    I think that as programmers we need to keep coding and coding to really understand when we need to stop, or start. I'm still a victim of over-engineering though, and there's also something saying "One day a programmer will look a this code.. what are they going to think? How are the going to see it?".. and every programmer will think "Damn! I have to impress.".

    This can also lead to that. I've broken software and made it too complex sometimes for the size and capability it was meant for.

    Many, many times I've created classes that soon after were no longer needed, and then eventually discarded them. A lot of time goes wasted, a damn lot.

    I now believe thanks to these posts in the time frame problem: if we have too much time, we'll waste it. Our brains as developers must have a funny neurology, since we start to 'refactor' our lives sometimes.. thinking of data structures before we sleep.

    I've asked my boss to have a programmer working with me on day, someone that has enough guts to sit there, go line by line, and one that's able to criticize. But beware, not too much. Pair programming can help, and discussing the architecture with someone that has done more OO and less code in their lives could introduce some new views. Also pick up 'Object Oriented Software Construction', by Bertrand Meyer.

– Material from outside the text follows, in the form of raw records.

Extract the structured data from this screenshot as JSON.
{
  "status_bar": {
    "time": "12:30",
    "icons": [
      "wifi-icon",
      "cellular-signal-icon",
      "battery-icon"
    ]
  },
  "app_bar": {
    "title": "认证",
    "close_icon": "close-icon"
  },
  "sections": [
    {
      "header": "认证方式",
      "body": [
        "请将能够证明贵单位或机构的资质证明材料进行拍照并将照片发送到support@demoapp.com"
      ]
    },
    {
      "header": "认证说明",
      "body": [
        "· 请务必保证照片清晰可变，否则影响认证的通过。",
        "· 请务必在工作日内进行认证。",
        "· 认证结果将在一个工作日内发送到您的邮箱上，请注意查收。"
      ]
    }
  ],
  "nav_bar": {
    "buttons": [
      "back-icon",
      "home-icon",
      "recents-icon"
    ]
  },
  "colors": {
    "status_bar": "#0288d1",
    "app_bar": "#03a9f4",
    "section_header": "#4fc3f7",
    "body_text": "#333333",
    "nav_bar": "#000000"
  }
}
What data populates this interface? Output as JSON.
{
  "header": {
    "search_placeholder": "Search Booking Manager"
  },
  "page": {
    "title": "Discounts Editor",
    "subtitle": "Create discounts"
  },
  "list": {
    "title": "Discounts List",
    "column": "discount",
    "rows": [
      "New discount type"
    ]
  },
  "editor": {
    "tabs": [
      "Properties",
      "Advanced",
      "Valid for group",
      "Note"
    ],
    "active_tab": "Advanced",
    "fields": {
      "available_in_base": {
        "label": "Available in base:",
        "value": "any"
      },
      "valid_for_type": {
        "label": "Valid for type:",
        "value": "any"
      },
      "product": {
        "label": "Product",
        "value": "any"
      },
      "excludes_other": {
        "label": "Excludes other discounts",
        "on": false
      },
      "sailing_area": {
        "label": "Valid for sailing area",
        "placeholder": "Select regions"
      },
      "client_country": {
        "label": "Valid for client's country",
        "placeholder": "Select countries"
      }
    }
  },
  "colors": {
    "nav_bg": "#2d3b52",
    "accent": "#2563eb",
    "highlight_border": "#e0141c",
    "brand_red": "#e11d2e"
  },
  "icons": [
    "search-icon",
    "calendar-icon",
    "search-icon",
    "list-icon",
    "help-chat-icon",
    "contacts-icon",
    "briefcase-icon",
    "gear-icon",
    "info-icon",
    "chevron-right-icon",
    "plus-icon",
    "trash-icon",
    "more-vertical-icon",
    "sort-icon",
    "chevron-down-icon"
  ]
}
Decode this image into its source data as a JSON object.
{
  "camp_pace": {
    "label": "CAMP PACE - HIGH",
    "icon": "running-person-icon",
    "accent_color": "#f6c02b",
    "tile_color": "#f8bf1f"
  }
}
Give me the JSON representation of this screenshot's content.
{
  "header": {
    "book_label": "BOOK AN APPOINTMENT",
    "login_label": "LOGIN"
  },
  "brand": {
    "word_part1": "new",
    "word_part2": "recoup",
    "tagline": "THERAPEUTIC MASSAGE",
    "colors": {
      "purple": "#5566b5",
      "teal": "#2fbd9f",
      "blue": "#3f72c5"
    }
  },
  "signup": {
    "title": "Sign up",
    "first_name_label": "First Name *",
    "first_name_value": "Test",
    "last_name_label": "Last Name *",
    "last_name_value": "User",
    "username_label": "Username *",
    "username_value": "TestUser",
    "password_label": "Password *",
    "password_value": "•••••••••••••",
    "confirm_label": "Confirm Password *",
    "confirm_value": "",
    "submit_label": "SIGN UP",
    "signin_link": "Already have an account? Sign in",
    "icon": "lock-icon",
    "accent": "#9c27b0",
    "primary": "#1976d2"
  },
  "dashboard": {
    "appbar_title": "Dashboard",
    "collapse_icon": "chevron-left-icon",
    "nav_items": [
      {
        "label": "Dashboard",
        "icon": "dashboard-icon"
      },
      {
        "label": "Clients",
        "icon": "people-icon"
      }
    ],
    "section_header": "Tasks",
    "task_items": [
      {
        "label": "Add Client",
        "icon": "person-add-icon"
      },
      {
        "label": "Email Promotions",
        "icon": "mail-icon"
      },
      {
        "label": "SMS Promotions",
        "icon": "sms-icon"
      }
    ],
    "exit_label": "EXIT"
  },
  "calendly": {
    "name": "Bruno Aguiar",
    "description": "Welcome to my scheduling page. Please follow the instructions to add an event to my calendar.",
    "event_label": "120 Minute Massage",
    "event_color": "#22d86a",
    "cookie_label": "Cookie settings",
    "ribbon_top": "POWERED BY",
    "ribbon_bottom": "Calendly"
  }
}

    All the best and happy engineering.

  18. Thank for the responses. So far to avoid overengineering we play with concepts:

    "Do the simplest thing that can possibly work."
    "quick and dirty' but working"
    "old Einstein quote: Make it as simple as possible, but no simpler."

    and so forth.

    The problem is within my analysis capacity and my unwillingness to do simple things.

    I will review the post to cure my APETITE for COMPLICATED THINGS.

    Best Regards!

  19. Perhaps trying to utilize TDD (test driven development) - first you write the test, and then implement the solution. It doesn't work in every situation, but it certainly does in some.

  20. I suppose that the thing that best keeps me from going overboard is to remember that anything I want to add now, I can always add later. The code is just sitting there waiting to be overengineered whenever I feel like it. :-)

    However, this relies on having a good enough and fast enough testing regime that you can afford to rewrite something just for the hell of it.

  21. OPINION: well, overengineering is a problem that you'll get when using paradigm that is strongest in inventing and adding new stuff. OOD is focusing on adding stuff to the system, not taking it away. It helps you to start going, provides you with simple abtractions, as long as your are starting from scratch. Then the amount of high-level abstractions just keep on growing in number (coming closer and closer to complex low-level problems), and it becomes impossible to upkeep all the dependencies and innnerconnections. So, we turn to refactoring and hope it's not too late to turn the titanic around. But IMO issue of growing complexity should be addressed right from the start. It should be build-in into the programming paradigm itself.

  22. YAGNI. KISS. As others already pointed out...

    In practice when I work on designs (on paper, not on computer, not on code), I regularly estimate the time the implementation would take in man hours, days, weeks and so on. This estimation may not always be correct, but if its done regularly you get a feeling for it!

    As a last consequence I negotiate work vs. spare time.

    But this IMHO only works when you separate designing and coding. Designing on code is much more time intensive and the designs tend to follow practice with existing code, which usually leads to bad compromises... and very often to overengineering: you will be driven into situations e.g. where you have to make some part A compatible with another part B and will start throwing patterns at it to solve the design problem. But if you design on paper (ideally without any existing code), then you still concentrate your design efforts on the real problems that your software should solve.

    However, designing on code is not always avoidable.